The above question can be of great confusion for the person seeking the services of someone who can increase their life effectiveness. It is a significant question that is often asked by the people. The simple answer may be one or all of the above, although it is usually not recommend seeking these services all at one time. Over the last decade (Australian Institute of Family Studies 2008), there has been an increase in the number of people who are seeking guidance services and knowing ‘who to turn to when’ can be confusing for both clients and professionals. To make this process easier, it can be helpful to have a good working understanding of the similarities and differences, as well as knowing when to refer someone to another service.
Coaching is generally a structured one to one process which is time limited, and whereby an individual wants to enhance their performance/skills and seeks this through an experienced coach in the area requiring improvement (i.e. leadership, technical, behavioural).

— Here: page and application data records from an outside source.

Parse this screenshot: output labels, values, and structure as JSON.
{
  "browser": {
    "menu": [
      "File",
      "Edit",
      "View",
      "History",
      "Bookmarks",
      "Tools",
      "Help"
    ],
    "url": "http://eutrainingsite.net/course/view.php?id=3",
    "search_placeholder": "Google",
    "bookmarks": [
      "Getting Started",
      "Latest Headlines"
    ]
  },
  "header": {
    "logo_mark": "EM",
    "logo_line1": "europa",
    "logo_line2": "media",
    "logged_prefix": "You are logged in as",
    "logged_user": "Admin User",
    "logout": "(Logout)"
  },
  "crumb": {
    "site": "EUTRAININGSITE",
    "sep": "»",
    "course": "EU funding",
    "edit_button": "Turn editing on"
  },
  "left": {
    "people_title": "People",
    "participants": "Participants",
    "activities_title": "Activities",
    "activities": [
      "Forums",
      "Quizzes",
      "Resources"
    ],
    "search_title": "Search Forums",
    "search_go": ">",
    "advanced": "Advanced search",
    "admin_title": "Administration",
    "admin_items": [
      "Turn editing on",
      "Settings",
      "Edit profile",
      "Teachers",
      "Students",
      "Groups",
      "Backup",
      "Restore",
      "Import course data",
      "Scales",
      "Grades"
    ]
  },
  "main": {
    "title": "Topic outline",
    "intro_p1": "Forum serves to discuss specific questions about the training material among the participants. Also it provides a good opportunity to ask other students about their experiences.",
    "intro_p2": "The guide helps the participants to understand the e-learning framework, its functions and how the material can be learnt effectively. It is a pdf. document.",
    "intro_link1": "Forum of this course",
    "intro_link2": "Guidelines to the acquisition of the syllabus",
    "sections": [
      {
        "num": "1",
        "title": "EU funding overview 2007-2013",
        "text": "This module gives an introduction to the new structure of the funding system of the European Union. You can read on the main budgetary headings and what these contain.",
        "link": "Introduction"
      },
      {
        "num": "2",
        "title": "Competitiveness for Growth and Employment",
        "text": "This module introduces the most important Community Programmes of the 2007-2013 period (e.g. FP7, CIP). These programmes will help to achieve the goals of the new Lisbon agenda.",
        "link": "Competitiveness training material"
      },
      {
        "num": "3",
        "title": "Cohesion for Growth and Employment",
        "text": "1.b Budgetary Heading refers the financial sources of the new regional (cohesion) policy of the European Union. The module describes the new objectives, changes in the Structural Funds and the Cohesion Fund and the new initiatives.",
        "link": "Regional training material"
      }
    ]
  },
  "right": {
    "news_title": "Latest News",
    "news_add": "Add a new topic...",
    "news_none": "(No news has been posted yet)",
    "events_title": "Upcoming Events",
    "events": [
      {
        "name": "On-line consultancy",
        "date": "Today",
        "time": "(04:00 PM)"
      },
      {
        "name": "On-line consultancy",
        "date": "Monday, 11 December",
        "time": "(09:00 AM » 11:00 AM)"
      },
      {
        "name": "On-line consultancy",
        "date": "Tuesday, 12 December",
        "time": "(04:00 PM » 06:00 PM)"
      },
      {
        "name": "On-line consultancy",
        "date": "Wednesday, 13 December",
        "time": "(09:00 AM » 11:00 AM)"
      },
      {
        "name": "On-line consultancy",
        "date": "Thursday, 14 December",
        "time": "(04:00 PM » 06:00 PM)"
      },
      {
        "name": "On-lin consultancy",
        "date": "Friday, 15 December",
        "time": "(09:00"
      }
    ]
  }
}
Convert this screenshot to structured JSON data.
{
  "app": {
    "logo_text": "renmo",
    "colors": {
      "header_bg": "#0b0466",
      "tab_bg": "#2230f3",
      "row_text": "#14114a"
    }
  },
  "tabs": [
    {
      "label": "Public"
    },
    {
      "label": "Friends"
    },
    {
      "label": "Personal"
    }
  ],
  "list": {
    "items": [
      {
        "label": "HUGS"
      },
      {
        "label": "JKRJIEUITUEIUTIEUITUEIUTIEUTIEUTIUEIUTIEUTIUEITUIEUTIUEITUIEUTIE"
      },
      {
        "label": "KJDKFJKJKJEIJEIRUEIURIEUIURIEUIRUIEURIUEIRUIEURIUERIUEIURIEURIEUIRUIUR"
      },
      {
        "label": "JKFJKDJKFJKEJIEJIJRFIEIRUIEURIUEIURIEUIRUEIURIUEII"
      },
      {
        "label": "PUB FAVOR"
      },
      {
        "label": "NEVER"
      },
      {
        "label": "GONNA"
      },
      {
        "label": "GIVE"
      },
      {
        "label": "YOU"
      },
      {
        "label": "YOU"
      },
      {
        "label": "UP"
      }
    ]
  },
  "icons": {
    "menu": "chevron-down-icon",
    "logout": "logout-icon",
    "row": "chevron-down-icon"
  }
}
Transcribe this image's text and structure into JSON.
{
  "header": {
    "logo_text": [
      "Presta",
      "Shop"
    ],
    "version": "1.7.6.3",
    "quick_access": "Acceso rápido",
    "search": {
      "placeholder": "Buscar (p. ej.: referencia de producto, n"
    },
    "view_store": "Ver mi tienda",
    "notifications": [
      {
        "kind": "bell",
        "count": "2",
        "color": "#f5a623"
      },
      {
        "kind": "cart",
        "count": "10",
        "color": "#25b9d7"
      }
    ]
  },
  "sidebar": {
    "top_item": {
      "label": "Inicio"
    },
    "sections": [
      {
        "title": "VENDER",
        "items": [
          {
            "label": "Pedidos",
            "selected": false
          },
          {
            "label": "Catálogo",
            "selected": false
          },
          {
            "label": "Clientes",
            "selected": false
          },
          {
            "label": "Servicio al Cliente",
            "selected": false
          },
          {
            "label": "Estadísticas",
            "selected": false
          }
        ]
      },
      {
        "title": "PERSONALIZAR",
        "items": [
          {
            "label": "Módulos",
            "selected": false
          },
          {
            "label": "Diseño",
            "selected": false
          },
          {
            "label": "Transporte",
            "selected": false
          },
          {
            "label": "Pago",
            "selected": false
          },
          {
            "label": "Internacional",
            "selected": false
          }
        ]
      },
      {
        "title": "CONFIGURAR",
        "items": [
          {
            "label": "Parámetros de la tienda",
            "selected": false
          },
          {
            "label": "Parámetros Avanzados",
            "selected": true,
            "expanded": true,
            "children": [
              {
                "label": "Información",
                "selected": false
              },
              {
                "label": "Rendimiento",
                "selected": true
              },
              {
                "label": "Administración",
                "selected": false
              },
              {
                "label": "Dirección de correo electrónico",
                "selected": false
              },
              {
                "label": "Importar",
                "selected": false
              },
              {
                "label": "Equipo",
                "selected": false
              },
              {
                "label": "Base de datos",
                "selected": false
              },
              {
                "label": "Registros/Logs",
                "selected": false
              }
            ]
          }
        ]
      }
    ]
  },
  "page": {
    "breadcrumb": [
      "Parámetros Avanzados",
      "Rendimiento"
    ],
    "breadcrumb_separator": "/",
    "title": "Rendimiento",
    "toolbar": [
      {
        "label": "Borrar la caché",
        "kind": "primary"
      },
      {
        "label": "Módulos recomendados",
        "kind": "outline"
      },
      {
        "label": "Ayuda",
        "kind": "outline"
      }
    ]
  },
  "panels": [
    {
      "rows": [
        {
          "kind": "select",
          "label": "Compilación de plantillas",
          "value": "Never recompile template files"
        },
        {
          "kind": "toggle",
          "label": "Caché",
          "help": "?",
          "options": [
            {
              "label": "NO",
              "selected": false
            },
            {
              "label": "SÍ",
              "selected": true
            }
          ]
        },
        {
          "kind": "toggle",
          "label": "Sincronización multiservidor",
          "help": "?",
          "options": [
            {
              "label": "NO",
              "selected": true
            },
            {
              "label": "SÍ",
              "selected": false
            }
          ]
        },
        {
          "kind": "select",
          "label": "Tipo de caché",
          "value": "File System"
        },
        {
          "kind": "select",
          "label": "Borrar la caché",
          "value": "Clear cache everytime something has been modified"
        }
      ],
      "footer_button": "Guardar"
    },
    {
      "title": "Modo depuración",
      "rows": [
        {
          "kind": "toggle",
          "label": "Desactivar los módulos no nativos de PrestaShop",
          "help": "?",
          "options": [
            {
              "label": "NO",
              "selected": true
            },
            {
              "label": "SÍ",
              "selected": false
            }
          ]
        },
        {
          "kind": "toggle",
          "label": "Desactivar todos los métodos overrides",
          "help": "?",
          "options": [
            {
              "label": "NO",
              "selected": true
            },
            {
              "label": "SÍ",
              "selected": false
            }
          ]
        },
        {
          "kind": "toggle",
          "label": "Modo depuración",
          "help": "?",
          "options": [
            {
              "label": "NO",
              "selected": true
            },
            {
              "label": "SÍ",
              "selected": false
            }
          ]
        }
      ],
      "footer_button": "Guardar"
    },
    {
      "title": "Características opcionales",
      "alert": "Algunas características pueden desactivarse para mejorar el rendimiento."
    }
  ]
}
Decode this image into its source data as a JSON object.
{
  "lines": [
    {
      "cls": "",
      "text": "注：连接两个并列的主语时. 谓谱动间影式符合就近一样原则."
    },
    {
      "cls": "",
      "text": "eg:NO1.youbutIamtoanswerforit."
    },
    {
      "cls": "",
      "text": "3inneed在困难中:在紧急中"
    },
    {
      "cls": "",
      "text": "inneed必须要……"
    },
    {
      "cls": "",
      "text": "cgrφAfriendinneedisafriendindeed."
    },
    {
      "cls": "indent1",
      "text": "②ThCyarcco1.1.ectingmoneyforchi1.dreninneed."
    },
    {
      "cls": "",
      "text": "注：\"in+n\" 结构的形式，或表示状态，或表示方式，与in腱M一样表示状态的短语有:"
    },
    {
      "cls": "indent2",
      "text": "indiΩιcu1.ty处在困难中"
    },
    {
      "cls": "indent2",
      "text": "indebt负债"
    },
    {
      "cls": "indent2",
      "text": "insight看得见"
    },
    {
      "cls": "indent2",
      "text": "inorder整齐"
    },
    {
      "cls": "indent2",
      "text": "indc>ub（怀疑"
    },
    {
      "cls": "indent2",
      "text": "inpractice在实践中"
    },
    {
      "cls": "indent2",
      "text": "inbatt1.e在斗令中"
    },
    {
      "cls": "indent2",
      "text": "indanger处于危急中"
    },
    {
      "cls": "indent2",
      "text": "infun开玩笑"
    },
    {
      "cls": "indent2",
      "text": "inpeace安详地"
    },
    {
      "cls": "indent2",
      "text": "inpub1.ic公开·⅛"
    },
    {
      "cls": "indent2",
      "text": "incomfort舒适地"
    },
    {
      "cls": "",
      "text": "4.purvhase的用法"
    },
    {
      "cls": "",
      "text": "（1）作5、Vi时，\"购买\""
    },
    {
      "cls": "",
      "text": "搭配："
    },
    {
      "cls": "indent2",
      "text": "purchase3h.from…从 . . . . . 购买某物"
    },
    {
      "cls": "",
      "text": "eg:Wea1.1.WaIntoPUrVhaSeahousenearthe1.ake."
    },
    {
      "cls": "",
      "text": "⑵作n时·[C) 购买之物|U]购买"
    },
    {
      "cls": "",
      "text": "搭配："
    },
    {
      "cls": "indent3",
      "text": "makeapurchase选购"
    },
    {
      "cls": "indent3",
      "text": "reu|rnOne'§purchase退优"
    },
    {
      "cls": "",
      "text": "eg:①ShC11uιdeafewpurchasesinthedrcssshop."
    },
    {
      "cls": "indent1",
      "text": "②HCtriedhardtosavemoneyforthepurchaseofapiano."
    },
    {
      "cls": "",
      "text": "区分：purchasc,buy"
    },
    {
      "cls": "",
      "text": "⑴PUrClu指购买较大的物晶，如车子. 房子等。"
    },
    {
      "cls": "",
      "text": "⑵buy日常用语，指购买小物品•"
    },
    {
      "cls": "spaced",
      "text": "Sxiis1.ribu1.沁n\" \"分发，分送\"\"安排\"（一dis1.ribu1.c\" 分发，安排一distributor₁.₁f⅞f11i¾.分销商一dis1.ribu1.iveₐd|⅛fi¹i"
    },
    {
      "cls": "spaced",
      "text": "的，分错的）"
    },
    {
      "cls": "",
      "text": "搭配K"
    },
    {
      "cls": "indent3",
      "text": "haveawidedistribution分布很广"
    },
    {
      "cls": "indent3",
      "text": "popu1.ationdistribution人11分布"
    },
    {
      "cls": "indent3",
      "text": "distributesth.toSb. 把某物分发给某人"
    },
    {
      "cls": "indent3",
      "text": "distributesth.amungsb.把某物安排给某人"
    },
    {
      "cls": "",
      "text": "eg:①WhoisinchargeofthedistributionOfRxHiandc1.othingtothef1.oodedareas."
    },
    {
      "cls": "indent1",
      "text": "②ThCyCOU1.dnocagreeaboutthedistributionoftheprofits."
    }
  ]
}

Life coaching is similar to Coaching with a broader view of the person’s life which covers managing life change, personal success and tends to be solution focused. Life coaching can also be a longer term arrangement.
Mentoring is the relationship between a more senior and junior person within industry/profession/faith. Mentoring is less structured than coaching and is typically a longer term relationship with a broader focus of career and potentially personal areas. Mentoring looks at providing an ongoing focused guidance and support for the mentee.
Counselling is typically a longer term engagement and focuses on the person as a whole rather than just specific aspect of life or performance. Counselling looks at the psychological dimensions and has a focus on helping people identify root cause with the aim of dealing with the issue or helping the person with coping strategies. Counsellors/Psychologists are specifically trained at university level in therapeutic skills and belong to professional peak, to which they are accountable.
Short term relationship
short to long term relationship
Longer tern relationship
Longer tern relationship
Focused enanched performance/skills
Life focused. Personal success, life change
Focus of career and potentially personal
Psychological dimension focus on root causes
Experienced coach in particular skill
Ongoing support & guidance
Observation of psychological & medical conditions
Experience coach in help people relalized their goals
Senior (experienced) & junior relationship for industry, profession or faith
Five Core Characteristics
There are five core characteristics or skills for Coaches, Mentors and Counsellors to follow.
Skills for Coaches, Mentors and Counsellors
1) Listening skills
The art of listening can be a really difficult skill to acquire, however is essential across all the services. The ability to truly listen to the person without interference, mind wondering or listening with self-interests in mind, is the art of listening. The art of listening enables the ability to reframe statements to improve the person’s understanding and learning and is an essential component for Coaches, Mentors and Counsellors.
2) Powerful questions
The ability to ask powerful questions at the right time in the right way is a core skill required. It is through these powerful questions that we get to dig deeper in our understanding of the person, their own understanding of themselves and their needs in a meaningful way.
3) Building Trusting Relationships
One of the core skills for Mentors, Coaches and Counsellors is the ability to build authentic trusting relationships with the person. That is an ability to create a strong foundation incorporating openness, honesty and respect. To build trusting relationships which are effective often requires two-way sharing.
The combination of listening skills, asking powerful questions to promote own learning and building effective trusting relationships all with a focus of helping people move from current state towards their own defined goal, is facilitation. In this process; Mentors, Coaches and Counsellors will need to demonstrate skills in flexibility, patience, observing and respectfully challenging as required.
5) Change Agent
Our Brain wants to minimise any stresses and it looks for ways to make things less painful, therefore it likes to resist and avoid change (Rock & Donde). Through both following Steps 1-4 and becoming accustomed to the ‘Stages of Change’ model (Prochaska, Redding, Evers); Mentors, Coaches and Counsellors are able to take on the role as Change Agents and help people follow a process towards effective change. The vast majority of people are unable to go directly to Action and they will need to follow a process whereby they develop strategies and solutions in small steps towards action. “Change is a process, not an event” (Kurt Lewin).
When to refer to another service
Understanding the differences is crucial in order for Mentors, Coaches and Counsellors to be able to identify when the person may need to be referred on to another service area. This is especially important when it comes to identifying when someone needs to seek counseling. Early identification of the need for referral is in the best interests of the person and their ongoing development. This does not mean that people cannot be seeing a counsellor and mentor at the same time. There may actually be significant benefits achieved for the individual when two services are simultaneously sought. However, when an issue emerges that is beyond the ‘here and now’ or the professional competence of the helper it is wise to refer a client on.